“In the beginning it was hard to manage, now things are more settled and we have our routines,” Marques said. “I am used to working from home, but it is upsetting to stay home every day.”
The pandemic may lead to more opportunities at Umeå University. The government’s new proposed budget announced today includes increased funding for higher education: 513 million SEK in 2020 and 642 million SEK in 2021. The majority of this funding is directed toward summer courses and preparatory training to enter university.
Umeå University Vice Chancellor Hans Adolfsson said this afternoon that it was “both wise and expected that substantial investments be made in higher education” due to the prevailing epidemic and its economic consequences. With many people having lost their jobs, the university is preparing for more students.
The government also proposes a permanent expansion to the number of university places with priority given to certain areas. “There is already a great shortage of educated workers in several areas, including the healthcare sector, and Umeå University can really contribute there,” Adolfsson said.
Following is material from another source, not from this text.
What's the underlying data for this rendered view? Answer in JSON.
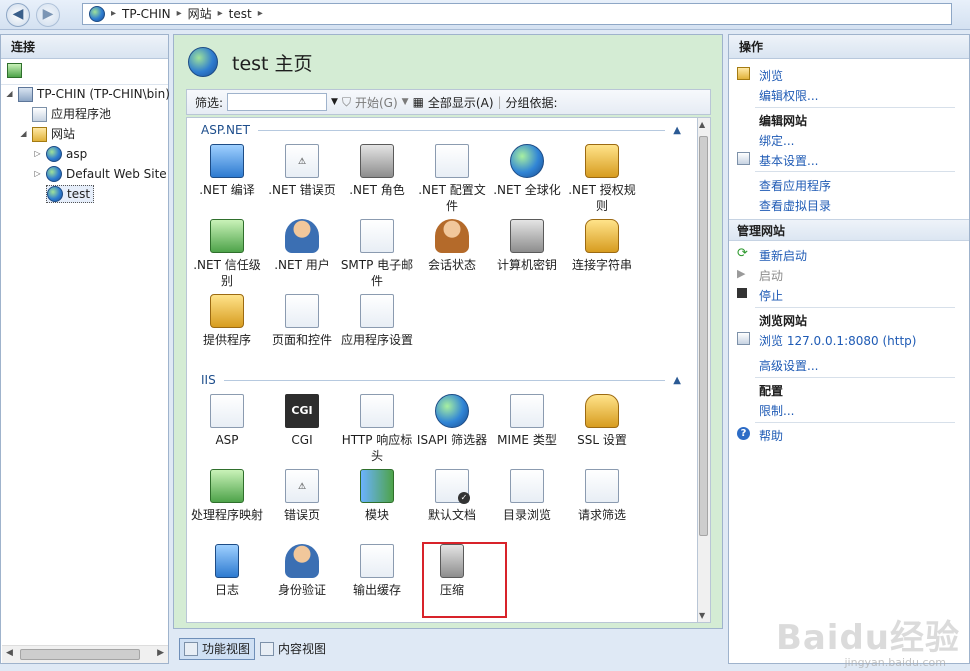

While the university is expanding, the culture sector in Västerbotten is suffering, regional officials said today. One in every five artists in Västerbotten is out of work and 63% have been affected by cancelled performances, according to a survey answered by 100 people. Many artists are uninsured and are seeking work in other fields. While the government has announced support of one billion SEK, regional culture manager Joakim Sandberg worries that it might too late for some.
“We need to make the plight of creatives visible and create an understanding of their financial needs,” he said. “We should not withdraw grants and thus make life even more difficult for them.” Earlier this month, the regional government said that it would give 25 million SEK to help small businesses make it through the pandemic, which has caused many cultural events to be cancelled.
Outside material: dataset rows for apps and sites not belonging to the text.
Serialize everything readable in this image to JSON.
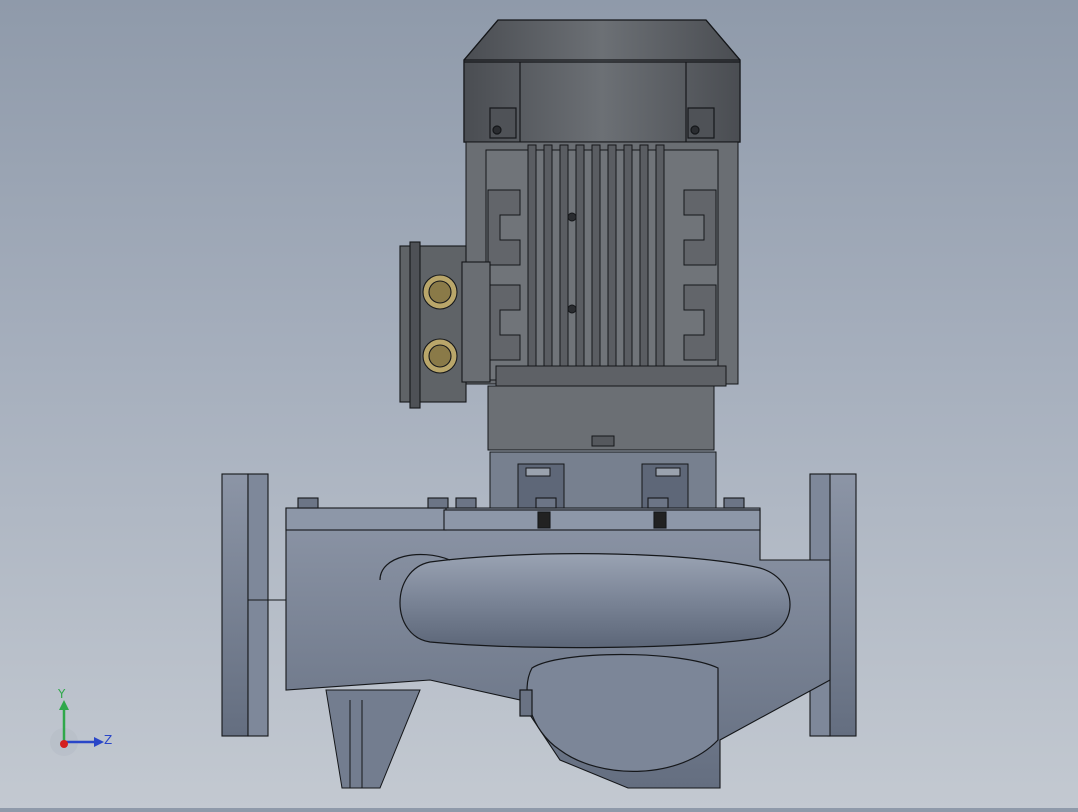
{
  "viewport": {
    "background_top": "#8f9aaa",
    "background_bottom": "#c3c9d1"
  },
  "model": {
    "parts": [
      "motor-fan-cover",
      "motor-body",
      "terminal-box",
      "motor-stool",
      "pump-casing",
      "inlet-flange",
      "outlet-flange",
      "volute",
      "base-foot"
    ],
    "colors": {
      "motor": "#5f6266",
      "motor_dark": "#3f4246",
      "casing": "#707a8c",
      "casing_light": "#8d97a8",
      "edge": "#1a1c20"
    }
  },
  "triad": {
    "y_label": "Y",
    "z_label": "Z",
    "y_color": "#2fa84a",
    "z_color": "#2a46c8",
    "x_color": "#d42020"
  }
}
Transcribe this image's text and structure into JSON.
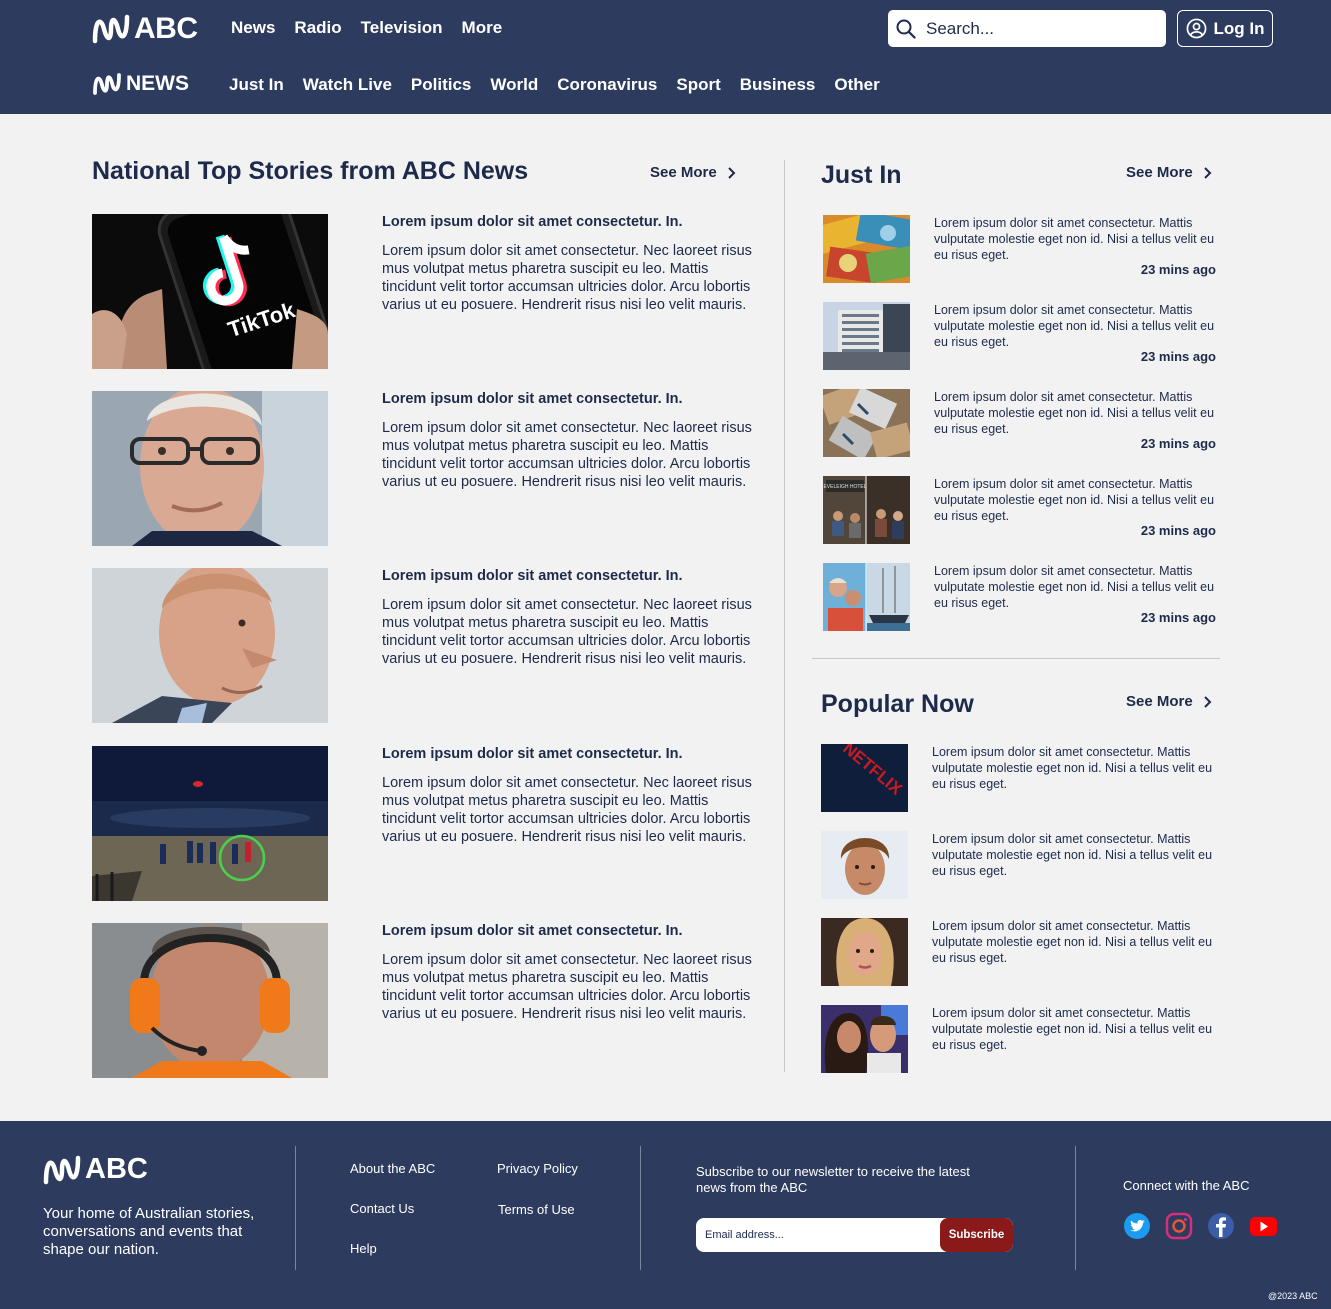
{
  "header": {
    "brand": "ABC",
    "nav": [
      "News",
      "Radio",
      "Television",
      "More"
    ],
    "news_brand": "NEWS",
    "subnav": [
      "Just In",
      "Watch Live",
      "Politics",
      "World",
      "Coronavirus",
      "Sport",
      "Business",
      "Other"
    ],
    "search_placeholder": "Search...",
    "login_label": "Log In"
  },
  "top_stories": {
    "heading": "National Top Stories from ABC News",
    "see_more": "See More",
    "items": [
      {
        "title": "Lorem ipsum dolor sit amet consectetur. In.",
        "body": "Lorem ipsum dolor sit amet consectetur. Nec laoreet risus mus volutpat metus pharetra suscipit eu leo. Mattis tincidunt velit tortor accumsan ultricies dolor. Arcu lobortis varius ut eu posuere. Hendrerit risus nisi leo velit mauris.",
        "image_text": "TikTok"
      },
      {
        "title": "Lorem ipsum dolor sit amet consectetur. In.",
        "body": "Lorem ipsum dolor sit amet consectetur. Nec laoreet risus mus volutpat metus pharetra suscipit eu leo. Mattis tincidunt velit tortor accumsan ultricies dolor. Arcu lobortis varius ut eu posuere. Hendrerit risus nisi leo velit mauris."
      },
      {
        "title": "Lorem ipsum dolor sit amet consectetur. In.",
        "body": "Lorem ipsum dolor sit amet consectetur. Nec laoreet risus mus volutpat metus pharetra suscipit eu leo. Mattis tincidunt velit tortor accumsan ultricies dolor. Arcu lobortis varius ut eu posuere. Hendrerit risus nisi leo velit mauris."
      },
      {
        "title": "Lorem ipsum dolor sit amet consectetur. In.",
        "body": "Lorem ipsum dolor sit amet consectetur. Nec laoreet risus mus volutpat metus pharetra suscipit eu leo. Mattis tincidunt velit tortor accumsan ultricies dolor. Arcu lobortis varius ut eu posuere. Hendrerit risus nisi leo velit mauris."
      },
      {
        "title": "Lorem ipsum dolor sit amet consectetur. In.",
        "body": "Lorem ipsum dolor sit amet consectetur. Nec laoreet risus mus volutpat metus pharetra suscipit eu leo. Mattis tincidunt velit tortor accumsan ultricies dolor. Arcu lobortis varius ut eu posuere. Hendrerit risus nisi leo velit mauris."
      }
    ]
  },
  "just_in": {
    "heading": "Just In",
    "see_more": "See More",
    "items": [
      {
        "text": "Lorem ipsum dolor sit amet consectetur. Mattis vulputate molestie eget non id. Nisi a tellus velit eu eu risus eget.",
        "time": "23 mins ago"
      },
      {
        "text": "Lorem ipsum dolor sit amet consectetur. Mattis vulputate molestie eget non id. Nisi a tellus velit eu eu risus eget.",
        "time": "23 mins ago"
      },
      {
        "text": "Lorem ipsum dolor sit amet consectetur. Mattis vulputate molestie eget non id. Nisi a tellus velit eu eu risus eget.",
        "time": "23 mins ago"
      },
      {
        "text": "Lorem ipsum dolor sit amet consectetur. Mattis vulputate molestie eget non id. Nisi a tellus velit eu eu risus eget.",
        "time": "23 mins ago",
        "image_text": "EVELEIGH HOTEL"
      },
      {
        "text": "Lorem ipsum dolor sit amet consectetur. Mattis vulputate molestie eget non id. Nisi a tellus velit eu eu risus eget.",
        "time": "23 mins ago"
      }
    ]
  },
  "popular": {
    "heading": "Popular Now",
    "see_more": "See More",
    "items": [
      {
        "text": "Lorem ipsum dolor sit amet consectetur. Mattis vulputate molestie eget non id. Nisi a tellus velit eu eu risus eget.",
        "image_text": "NETFLIX"
      },
      {
        "text": "Lorem ipsum dolor sit amet consectetur. Mattis vulputate molestie eget non id. Nisi a tellus velit eu eu risus eget."
      },
      {
        "text": "Lorem ipsum dolor sit amet consectetur. Mattis vulputate molestie eget non id. Nisi a tellus velit eu eu risus eget."
      },
      {
        "text": "Lorem ipsum dolor sit amet consectetur. Mattis vulputate molestie eget non id. Nisi a tellus velit eu eu risus eget."
      }
    ]
  },
  "footer": {
    "brand": "ABC",
    "tagline": "Your home of Australian stories, conversations and events that shape our nation.",
    "links_col1": [
      "About the ABC",
      "Contact Us",
      "Help"
    ],
    "links_col2": [
      "Privacy Policy",
      "Terms of Use"
    ],
    "subscribe_text": "Subscribe to our newsletter to receive the latest news from the ABC",
    "email_placeholder": "Email address...",
    "subscribe_label": "Subscribe",
    "connect_label": "Connect with the ABC",
    "social": [
      "twitter-icon",
      "instagram-icon",
      "facebook-icon",
      "youtube-icon"
    ],
    "copyright": "@2023 ABC"
  },
  "colors": {
    "navy": "#2c3b5e",
    "page_bg": "#f2f2f2",
    "text": "#1e2a4a",
    "subscribe_red": "#8a1a1a"
  }
}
One event that has been cancelled is commedienne Babben Larsson’s performance originally scheduled for 12 November in Umeå. Larsson told Umeå Today this morning “I can only apologize,” about missing her Umeå gig. “I want to perform in as many places as possible,” she said. The grande dame of Swedish comedy will perform in Skellefteå and Luleå instead. “The main goal now is to survive the harsh winter (fimbulvinter) that has settled over Swedish entertainment.” Fimbulvinter refers to the great winter preceding the end of days (ragnarök) in Norse mythology. While she has no performances planned for Umeå’s immediate future, she said, “I would really like to come back again, either at a stand-up club or at Idun,” a venue in Umeå Folkets Hus.
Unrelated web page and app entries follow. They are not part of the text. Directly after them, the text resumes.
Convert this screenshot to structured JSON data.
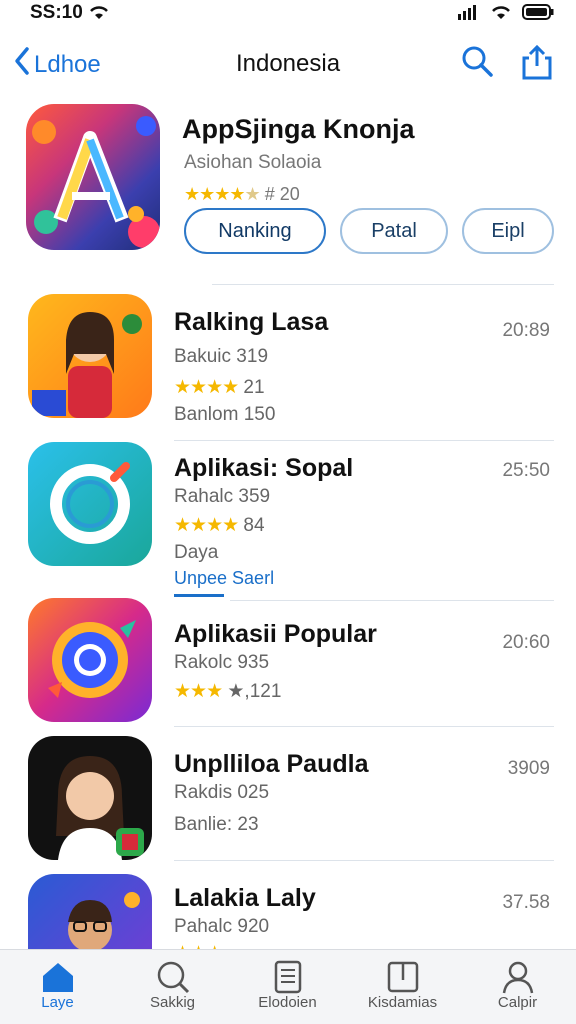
{
  "status": {
    "time": "SS:10"
  },
  "nav": {
    "back_label": "Ldhoe",
    "title": "Indonesia"
  },
  "featured": {
    "title": "AppSjinga Knonja",
    "subtitle": "Asiohan Solaoia",
    "rating_text": "# 20",
    "stars": 4,
    "buttons": [
      "Nanking",
      "Patal",
      "Eipl"
    ]
  },
  "rows": [
    {
      "title": "Ralking Lasa",
      "line1": "Bakuic 319",
      "rating": "21",
      "line3": "Banlom 150",
      "time": "20:89",
      "stars": 4
    },
    {
      "title": "Aplikasi: Sopal",
      "line1": "Rahalc 359",
      "rating": "84",
      "line3": "Daya",
      "link": "Unpee Saerl",
      "time": "25:50",
      "stars": 4
    },
    {
      "title": "Aplikasii Popular",
      "line1": "Rakolc 935",
      "rating": "★,121",
      "time": "20:60",
      "stars": 3
    },
    {
      "title": "Unplliloa Paudla",
      "line1": "Rakdis 025",
      "line3": "Banlie: 23",
      "time": "3909",
      "stars": 0
    },
    {
      "title": "Lalakia Laly",
      "line1": "Pahalc 920",
      "time": "37.58",
      "stars": 3
    }
  ],
  "tabs": [
    "Laye",
    "Sakkig",
    "Elodoien",
    "Kisdamias",
    "Calpir"
  ],
  "colors": {
    "accent": "#1a73d9",
    "star": "#f5b800"
  }
}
Babben’s show, entitled Here Comes Babben Larsson – Tjolahopp!, references Pippi Longstocking’s opening song: “Here comes Pippi Longstocking, tjolahopp tjolahej tjolahoppsana-sa”. Umeå Today asked Babben what tjolahopp means to here. “Tjolahopp,” Babben replied, is “a happy expression meaning pride, mischief and joy. These are three maxims for me and what I want to convey to my audience whether I am lecturing, doing stand-up or singing.”
Finally, there is some relief for those who have not had the opportunity to change their winter tires yet. The Swedish Transportation Agency has extended the deadline for removing studded winter tires by another two weeks, until 30 April. This extension is due to the coronavirus. The agency cited its concern for infection for those in high-risk groups, as well as who might otherwise have to drive illegally due to limited mechanical staff. However, vehicle owners are urged to change their tires as soon as they can. “This is to avoid a rush at the tire centres at the end of the month,” said agency spokesperson Hans Norén.